Required action: Every entry below should be reproduced exactly, with all pictures left out.

# # # # #

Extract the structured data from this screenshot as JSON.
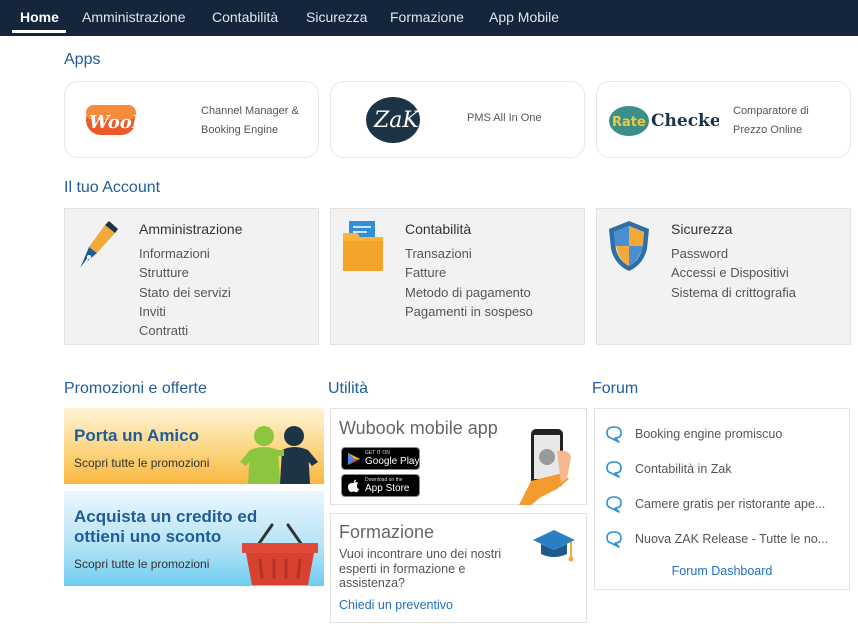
{
  "nav": {
    "items": [
      {
        "label": "Home",
        "active": true
      },
      {
        "label": "Amministrazione"
      },
      {
        "label": "Contabilità"
      },
      {
        "label": "Sicurezza"
      },
      {
        "label": "Formazione"
      },
      {
        "label": "App Mobile"
      }
    ]
  },
  "apps": {
    "title": "Apps",
    "cards": [
      {
        "logo": "WooDoo",
        "logo_icon": "woodoo-logo",
        "desc_lines": [
          "Channel Manager &",
          "Booking Engine"
        ]
      },
      {
        "logo": "ZaK",
        "logo_icon": "zak-logo",
        "desc_lines": [
          "PMS All In One"
        ]
      },
      {
        "logo_parts": [
          "Rate",
          "Checker"
        ],
        "logo_icon": "ratechecker-logo",
        "desc_lines": [
          "Comparatore di",
          "Prezzo Online"
        ]
      }
    ]
  },
  "account": {
    "title": "Il tuo Account",
    "cards": [
      {
        "title": "Amministrazione",
        "icon": "fountain-pen-icon",
        "links": [
          "Informazioni",
          "Strutture",
          "Stato dei servizi",
          "Inviti",
          "Contratti"
        ]
      },
      {
        "title": "Contabilità",
        "icon": "folder-icon",
        "links": [
          "Transazioni",
          "Fatture",
          "Metodo di pagamento",
          "Pagamenti in sospeso"
        ]
      },
      {
        "title": "Sicurezza",
        "icon": "shield-icon",
        "links": [
          "Password",
          "Accessi e Dispositivi",
          "Sistema di crittografia"
        ]
      }
    ]
  },
  "promotions": {
    "title": "Promozioni e offerte",
    "cards": [
      {
        "title": "Porta un Amico",
        "subtitle": "Scopri tutte le promozioni",
        "icon": "friends-icon"
      },
      {
        "title": "Acquista un credito ed ottieni uno sconto",
        "subtitle": "Scopri tutte le promozioni",
        "icon": "basket-icon"
      }
    ]
  },
  "utility": {
    "title": "Utilità",
    "mobile": {
      "title": "Wubook mobile app",
      "google_play": {
        "small": "GET IT ON",
        "big": "Google Play"
      },
      "app_store": {
        "small": "Download on the",
        "big": "App Store"
      },
      "icon": "phone-in-hand-icon"
    },
    "training": {
      "title": "Formazione",
      "text": "Vuoi incontrare uno dei nostri esperti in formazione e assistenza?",
      "link": "Chiedi un preventivo",
      "icon": "graduation-cap-icon"
    }
  },
  "forum": {
    "title": "Forum",
    "items": [
      "Booking engine promiscuo",
      "Contabilità in Zak",
      "Camere gratis per ristorante ape...",
      "Nuova ZAK Release - Tutte le no..."
    ],
    "dashboard_link": "Forum Dashboard"
  },
  "colors": {
    "nav_bg": "#14253c",
    "section_title": "#1f5c99",
    "link": "#1f6fbf"
  }
}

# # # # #

Expected answer:
Extract the structured data from this screenshot as JSON.
{
  "nav": {
    "items": [
      {
        "label": "Home",
        "active": true
      },
      {
        "label": "Amministrazione"
      },
      {
        "label": "Contabilità"
      },
      {
        "label": "Sicurezza"
      },
      {
        "label": "Formazione"
      },
      {
        "label": "App Mobile"
      }
    ]
  },
  "apps": {
    "title": "Apps",
    "cards": [
      {
        "logo": "WooDoo",
        "logo_icon": "woodoo-logo",
        "desc_lines": [
          "Channel Manager &",
          "Booking Engine"
        ]
      },
      {
        "logo": "ZaK",
        "logo_icon": "zak-logo",
        "desc_lines": [
          "PMS All In One"
        ]
      },
      {
        "logo_parts": [
          "Rate",
          "Checker"
        ],
        "logo_icon": "ratechecker-logo",
        "desc_lines": [
          "Comparatore di",
          "Prezzo Online"
        ]
      }
    ]
  },
  "account": {
    "title": "Il tuo Account",
    "cards": [
      {
        "title": "Amministrazione",
        "icon": "fountain-pen-icon",
        "links": [
          "Informazioni",
          "Strutture",
          "Stato dei servizi",
          "Inviti",
          "Contratti"
        ]
      },
      {
        "title": "Contabilità",
        "icon": "folder-icon",
        "links": [
          "Transazioni",
          "Fatture",
          "Metodo di pagamento",
          "Pagamenti in sospeso"
        ]
      },
      {
        "title": "Sicurezza",
        "icon": "shield-icon",
        "links": [
          "Password",
          "Accessi e Dispositivi",
          "Sistema di crittografia"
        ]
      }
    ]
  },
  "promotions": {
    "title": "Promozioni e offerte",
    "cards": [
      {
        "title": "Porta un Amico",
        "subtitle": "Scopri tutte le promozioni",
        "icon": "friends-icon"
      },
      {
        "title": "Acquista un credito ed ottieni uno sconto",
        "subtitle": "Scopri tutte le promozioni",
        "icon": "basket-icon"
      }
    ]
  },
  "utility": {
    "title": "Utilità",
    "mobile": {
      "title": "Wubook mobile app",
      "google_play": {
        "small": "GET IT ON",
        "big": "Google Play"
      },
      "app_store": {
        "small": "Download on the",
        "big": "App Store"
      },
      "icon": "phone-in-hand-icon"
    },
    "training": {
      "title": "Formazione",
      "text": "Vuoi incontrare uno dei nostri esperti in formazione e assistenza?",
      "link": "Chiedi un preventivo",
      "icon": "graduation-cap-icon"
    }
  },
  "forum": {
    "title": "Forum",
    "items": [
      "Booking engine promiscuo",
      "Contabilità in Zak",
      "Camere gratis per ristorante ape...",
      "Nuova ZAK Release - Tutte le no..."
    ],
    "dashboard_link": "Forum Dashboard"
  },
  "colors": {
    "nav_bg": "#14253c",
    "section_title": "#1f5c99",
    "link": "#1f6fbf"
  }
}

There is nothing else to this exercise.